- _EXERCISE DATA_:
▬▬▬▬▬▬

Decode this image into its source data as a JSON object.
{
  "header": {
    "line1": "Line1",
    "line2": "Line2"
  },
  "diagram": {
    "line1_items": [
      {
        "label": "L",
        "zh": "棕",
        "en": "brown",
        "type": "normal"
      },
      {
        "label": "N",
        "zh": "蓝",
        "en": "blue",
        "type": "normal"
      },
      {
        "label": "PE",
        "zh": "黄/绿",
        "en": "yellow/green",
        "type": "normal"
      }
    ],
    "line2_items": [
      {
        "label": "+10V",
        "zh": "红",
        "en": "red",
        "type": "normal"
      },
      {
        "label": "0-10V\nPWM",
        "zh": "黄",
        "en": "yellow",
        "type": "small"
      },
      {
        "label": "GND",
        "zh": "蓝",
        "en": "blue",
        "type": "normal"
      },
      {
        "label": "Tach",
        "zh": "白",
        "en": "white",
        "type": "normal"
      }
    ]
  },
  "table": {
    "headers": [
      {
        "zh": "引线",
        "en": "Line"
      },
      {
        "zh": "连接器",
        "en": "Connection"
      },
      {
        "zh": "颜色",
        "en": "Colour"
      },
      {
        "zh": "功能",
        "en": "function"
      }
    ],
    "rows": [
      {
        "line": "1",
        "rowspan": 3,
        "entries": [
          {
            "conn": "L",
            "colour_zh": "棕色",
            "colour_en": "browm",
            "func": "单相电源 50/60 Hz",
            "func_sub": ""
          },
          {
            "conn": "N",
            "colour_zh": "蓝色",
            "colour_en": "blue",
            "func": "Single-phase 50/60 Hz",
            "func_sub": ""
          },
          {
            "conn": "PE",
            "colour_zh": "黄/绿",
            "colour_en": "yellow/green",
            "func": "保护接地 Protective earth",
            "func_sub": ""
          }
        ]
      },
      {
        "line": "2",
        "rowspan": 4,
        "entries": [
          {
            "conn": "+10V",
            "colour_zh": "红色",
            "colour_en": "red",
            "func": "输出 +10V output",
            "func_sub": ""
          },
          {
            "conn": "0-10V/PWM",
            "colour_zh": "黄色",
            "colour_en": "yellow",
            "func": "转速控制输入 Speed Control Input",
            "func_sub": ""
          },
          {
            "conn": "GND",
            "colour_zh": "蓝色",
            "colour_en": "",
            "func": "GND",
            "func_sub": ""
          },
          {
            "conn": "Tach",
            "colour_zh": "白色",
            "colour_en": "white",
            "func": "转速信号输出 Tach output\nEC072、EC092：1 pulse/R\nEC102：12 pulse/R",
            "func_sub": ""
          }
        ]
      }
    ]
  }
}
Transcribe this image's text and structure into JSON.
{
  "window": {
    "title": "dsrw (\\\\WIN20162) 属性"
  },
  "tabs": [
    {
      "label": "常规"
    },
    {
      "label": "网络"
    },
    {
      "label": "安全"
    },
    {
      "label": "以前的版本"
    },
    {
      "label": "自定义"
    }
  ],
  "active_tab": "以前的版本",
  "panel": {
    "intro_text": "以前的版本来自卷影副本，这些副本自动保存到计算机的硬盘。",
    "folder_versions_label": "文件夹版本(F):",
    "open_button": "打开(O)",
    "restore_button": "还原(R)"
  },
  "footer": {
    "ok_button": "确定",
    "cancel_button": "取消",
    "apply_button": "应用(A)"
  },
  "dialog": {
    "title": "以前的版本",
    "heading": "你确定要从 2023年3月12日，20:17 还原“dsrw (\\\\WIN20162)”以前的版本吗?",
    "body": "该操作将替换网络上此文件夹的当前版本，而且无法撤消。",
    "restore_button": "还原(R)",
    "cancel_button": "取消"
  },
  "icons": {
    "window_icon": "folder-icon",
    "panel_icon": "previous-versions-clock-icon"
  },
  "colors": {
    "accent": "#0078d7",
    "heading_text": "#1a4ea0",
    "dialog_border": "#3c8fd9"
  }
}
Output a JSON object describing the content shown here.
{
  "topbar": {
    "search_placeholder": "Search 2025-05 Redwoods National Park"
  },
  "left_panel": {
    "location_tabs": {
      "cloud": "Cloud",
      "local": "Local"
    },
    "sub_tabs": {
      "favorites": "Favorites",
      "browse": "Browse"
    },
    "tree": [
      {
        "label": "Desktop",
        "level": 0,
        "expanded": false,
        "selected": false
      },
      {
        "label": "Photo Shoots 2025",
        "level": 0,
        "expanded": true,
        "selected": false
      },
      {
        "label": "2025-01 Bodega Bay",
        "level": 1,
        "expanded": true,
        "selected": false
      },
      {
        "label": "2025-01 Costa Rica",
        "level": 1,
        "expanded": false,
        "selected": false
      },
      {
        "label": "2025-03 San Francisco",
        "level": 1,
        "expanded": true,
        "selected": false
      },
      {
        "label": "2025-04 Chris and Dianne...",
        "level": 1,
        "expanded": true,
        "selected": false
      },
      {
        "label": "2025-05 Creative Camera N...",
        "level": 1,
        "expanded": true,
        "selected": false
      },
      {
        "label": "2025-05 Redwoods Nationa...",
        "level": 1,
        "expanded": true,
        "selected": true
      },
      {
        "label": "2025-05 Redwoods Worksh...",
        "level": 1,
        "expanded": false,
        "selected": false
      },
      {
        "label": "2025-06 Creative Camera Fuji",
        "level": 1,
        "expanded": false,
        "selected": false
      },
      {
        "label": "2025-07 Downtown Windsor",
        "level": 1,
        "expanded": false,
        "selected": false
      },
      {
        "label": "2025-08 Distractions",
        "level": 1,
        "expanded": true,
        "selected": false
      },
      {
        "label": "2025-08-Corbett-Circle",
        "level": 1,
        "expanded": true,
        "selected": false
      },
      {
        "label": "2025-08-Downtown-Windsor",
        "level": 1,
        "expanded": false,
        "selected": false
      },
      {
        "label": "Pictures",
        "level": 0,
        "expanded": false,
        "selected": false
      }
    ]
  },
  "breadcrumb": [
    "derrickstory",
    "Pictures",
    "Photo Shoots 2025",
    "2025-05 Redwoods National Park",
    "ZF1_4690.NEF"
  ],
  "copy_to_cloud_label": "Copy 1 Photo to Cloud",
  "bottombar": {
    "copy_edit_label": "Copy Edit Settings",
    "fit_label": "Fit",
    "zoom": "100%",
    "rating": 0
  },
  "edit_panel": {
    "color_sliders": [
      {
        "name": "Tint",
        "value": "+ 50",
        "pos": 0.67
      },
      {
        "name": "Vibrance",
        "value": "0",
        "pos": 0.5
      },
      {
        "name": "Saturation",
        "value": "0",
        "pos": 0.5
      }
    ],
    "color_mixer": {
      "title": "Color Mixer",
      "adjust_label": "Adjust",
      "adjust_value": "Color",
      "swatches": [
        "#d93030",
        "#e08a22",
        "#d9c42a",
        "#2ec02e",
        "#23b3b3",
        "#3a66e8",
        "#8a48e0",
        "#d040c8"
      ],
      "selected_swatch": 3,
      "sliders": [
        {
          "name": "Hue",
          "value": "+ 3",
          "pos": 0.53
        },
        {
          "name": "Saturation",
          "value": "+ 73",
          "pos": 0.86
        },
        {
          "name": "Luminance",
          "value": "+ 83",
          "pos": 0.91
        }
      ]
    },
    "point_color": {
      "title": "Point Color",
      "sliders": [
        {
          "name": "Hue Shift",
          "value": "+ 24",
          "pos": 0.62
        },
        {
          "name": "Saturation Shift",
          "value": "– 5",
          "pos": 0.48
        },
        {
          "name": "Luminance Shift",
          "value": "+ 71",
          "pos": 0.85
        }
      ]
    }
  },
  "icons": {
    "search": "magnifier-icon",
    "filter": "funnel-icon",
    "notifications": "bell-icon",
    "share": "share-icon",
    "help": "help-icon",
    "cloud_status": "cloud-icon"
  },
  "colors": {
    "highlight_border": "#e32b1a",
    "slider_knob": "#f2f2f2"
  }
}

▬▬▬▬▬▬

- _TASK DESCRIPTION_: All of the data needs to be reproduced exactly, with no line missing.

- _OUTPUT OF THE EXERCISE_:
Decode this image into its source data as a JSON object.
{
  "header": {
    "line1": "Line1",
    "line2": "Line2"
  },
  "diagram": {
    "line1_items": [
      {
        "label": "L",
        "zh": "棕",
        "en": "brown",
        "type": "normal"
      },
      {
        "label": "N",
        "zh": "蓝",
        "en": "blue",
        "type": "normal"
      },
      {
        "label": "PE",
        "zh": "黄/绿",
        "en": "yellow/green",
        "type": "normal"
      }
    ],
    "line2_items": [
      {
        "label": "+10V",
        "zh": "红",
        "en": "red",
        "type": "normal"
      },
      {
        "label": "0-10V\nPWM",
        "zh": "黄",
        "en": "yellow",
        "type": "small"
      },
      {
        "label": "GND",
        "zh": "蓝",
        "en": "blue",
        "type": "normal"
      },
      {
        "label": "Tach",
        "zh": "白",
        "en": "white",
        "type": "normal"
      }
    ]
  },
  "table": {
    "headers": [
      {
        "zh": "引线",
        "en": "Line"
      },
      {
        "zh": "连接器",
        "en": "Connection"
      },
      {
        "zh": "颜色",
        "en": "Colour"
      },
      {
        "zh": "功能",
        "en": "function"
      }
    ],
    "rows": [
      {
        "line": "1",
        "rowspan": 3,
        "entries": [
          {
            "conn": "L",
            "colour_zh": "棕色",
            "colour_en": "browm",
            "func": "单相电源 50/60 Hz",
            "func_sub": ""
          },
          {
            "conn": "N",
            "colour_zh": "蓝色",
            "colour_en": "blue",
            "func": "Single-phase 50/60 Hz",
            "func_sub": ""
          },
          {
            "conn": "PE",
            "colour_zh": "黄/绿",
            "colour_en": "yellow/green",
            "func": "保护接地 Protective earth",
            "func_sub": ""
          }
        ]
      },
      {
        "line": "2",
        "rowspan": 4,
        "entries": [
          {
            "conn": "+10V",
            "colour_zh": "红色",
            "colour_en": "red",
            "func": "输出 +10V output",
            "func_sub": ""
          },
          {
            "conn": "0-10V/PWM",
            "colour_zh": "黄色",
            "colour_en": "yellow",
            "func": "转速控制输入 Speed Control Input",
            "func_sub": ""
          },
          {
            "conn": "GND",
            "colour_zh": "蓝色",
            "colour_en": "",
            "func": "GND",
            "func_sub": ""
          },
          {
            "conn": "Tach",
            "colour_zh": "白色",
            "colour_en": "white",
            "func": "转速信号输出 Tach output\nEC072、EC092：1 pulse/R\nEC102：12 pulse/R",
            "func_sub": ""
          }
        ]
      }
    ]
  }
}
Transcribe this image's text and structure into JSON.
{
  "window": {
    "title": "dsrw (\\\\WIN20162) 属性"
  },
  "tabs": [
    {
      "label": "常规"
    },
    {
      "label": "网络"
    },
    {
      "label": "安全"
    },
    {
      "label": "以前的版本"
    },
    {
      "label": "自定义"
    }
  ],
  "active_tab": "以前的版本",
  "panel": {
    "intro_text": "以前的版本来自卷影副本，这些副本自动保存到计算机的硬盘。",
    "folder_versions_label": "文件夹版本(F):",
    "open_button": "打开(O)",
    "restore_button": "还原(R)"
  },
  "footer": {
    "ok_button": "确定",
    "cancel_button": "取消",
    "apply_button": "应用(A)"
  },
  "dialog": {
    "title": "以前的版本",
    "heading": "你确定要从 2023年3月12日，20:17 还原“dsrw (\\\\WIN20162)”以前的版本吗?",
    "body": "该操作将替换网络上此文件夹的当前版本，而且无法撤消。",
    "restore_button": "还原(R)",
    "cancel_button": "取消"
  },
  "icons": {
    "window_icon": "folder-icon",
    "panel_icon": "previous-versions-clock-icon"
  },
  "colors": {
    "accent": "#0078d7",
    "heading_text": "#1a4ea0",
    "dialog_border": "#3c8fd9"
  }
}
Output a JSON object describing the content shown here.
{
  "topbar": {
    "search_placeholder": "Search 2025-05 Redwoods National Park"
  },
  "left_panel": {
    "location_tabs": {
      "cloud": "Cloud",
      "local": "Local"
    },
    "sub_tabs": {
      "favorites": "Favorites",
      "browse": "Browse"
    },
    "tree": [
      {
        "label": "Desktop",
        "level": 0,
        "expanded": false,
        "selected": false
      },
      {
        "label": "Photo Shoots 2025",
        "level": 0,
        "expanded": true,
        "selected": false
      },
      {
        "label": "2025-01 Bodega Bay",
        "level": 1,
        "expanded": true,
        "selected": false
      },
      {
        "label": "2025-01 Costa Rica",
        "level": 1,
        "expanded": false,
        "selected": false
      },
      {
        "label": "2025-03 San Francisco",
        "level": 1,
        "expanded": true,
        "selected": false
      },
      {
        "label": "2025-04 Chris and Dianne...",
        "level": 1,
        "expanded": true,
        "selected": false
      },
      {
        "label": "2025-05 Creative Camera N...",
        "level": 1,
        "expanded": true,
        "selected": false
      },
      {
        "label": "2025-05 Redwoods Nationa...",
        "level": 1,
        "expanded": true,
        "selected": true
      },
      {
        "label": "2025-05 Redwoods Worksh...",
        "level": 1,
        "expanded": false,
        "selected": false
      },
      {
        "label": "2025-06 Creative Camera Fuji",
        "level": 1,
        "expanded": false,
        "selected": false
      },
      {
        "label": "2025-07 Downtown Windsor",
        "level": 1,
        "expanded": false,
        "selected": false
      },
      {
        "label": "2025-08 Distractions",
        "level": 1,
        "expanded": true,
        "selected": false
      },
      {
        "label": "2025-08-Corbett-Circle",
        "level": 1,
        "expanded": true,
        "selected": false
      },
      {
        "label": "2025-08-Downtown-Windsor",
        "level": 1,
        "expanded": false,
        "selected": false
      },
      {
        "label": "Pictures",
        "level": 0,
        "expanded": false,
        "selected": false
      }
    ]
  },
  "breadcrumb": [
    "derrickstory",
    "Pictures",
    "Photo Shoots 2025",
    "2025-05 Redwoods National Park",
    "ZF1_4690.NEF"
  ],
  "copy_to_cloud_label": "Copy 1 Photo to Cloud",
  "bottombar": {
    "copy_edit_label": "Copy Edit Settings",
    "fit_label": "Fit",
    "zoom": "100%",
    "rating": 0
  },
  "edit_panel": {
    "color_sliders": [
      {
        "name": "Tint",
        "value": "+ 50",
        "pos": 0.67
      },
      {
        "name": "Vibrance",
        "value": "0",
        "pos": 0.5
      },
      {
        "name": "Saturation",
        "value": "0",
        "pos": 0.5
      }
    ],
    "color_mixer": {
      "title": "Color Mixer",
      "adjust_label": "Adjust",
      "adjust_value": "Color",
      "swatches": [
        "#d93030",
        "#e08a22",
        "#d9c42a",
        "#2ec02e",
        "#23b3b3",
        "#3a66e8",
        "#8a48e0",
        "#d040c8"
      ],
      "selected_swatch": 3,
      "sliders": [
        {
          "name": "Hue",
          "value": "+ 3",
          "pos": 0.53
        },
        {
          "name": "Saturation",
          "value": "+ 73",
          "pos": 0.86
        },
        {
          "name": "Luminance",
          "value": "+ 83",
          "pos": 0.91
        }
      ]
    },
    "point_color": {
      "title": "Point Color",
      "sliders": [
        {
          "name": "Hue Shift",
          "value": "+ 24",
          "pos": 0.62
        },
        {
          "name": "Saturation Shift",
          "value": "– 5",
          "pos": 0.48
        },
        {
          "name": "Luminance Shift",
          "value": "+ 71",
          "pos": 0.85
        }
      ]
    }
  },
  "icons": {
    "search": "magnifier-icon",
    "filter": "funnel-icon",
    "notifications": "bell-icon",
    "share": "share-icon",
    "help": "help-icon",
    "cloud_status": "cloud-icon"
  },
  "colors": {
    "highlight_border": "#e32b1a",
    "slider_knob": "#f2f2f2"
  }
}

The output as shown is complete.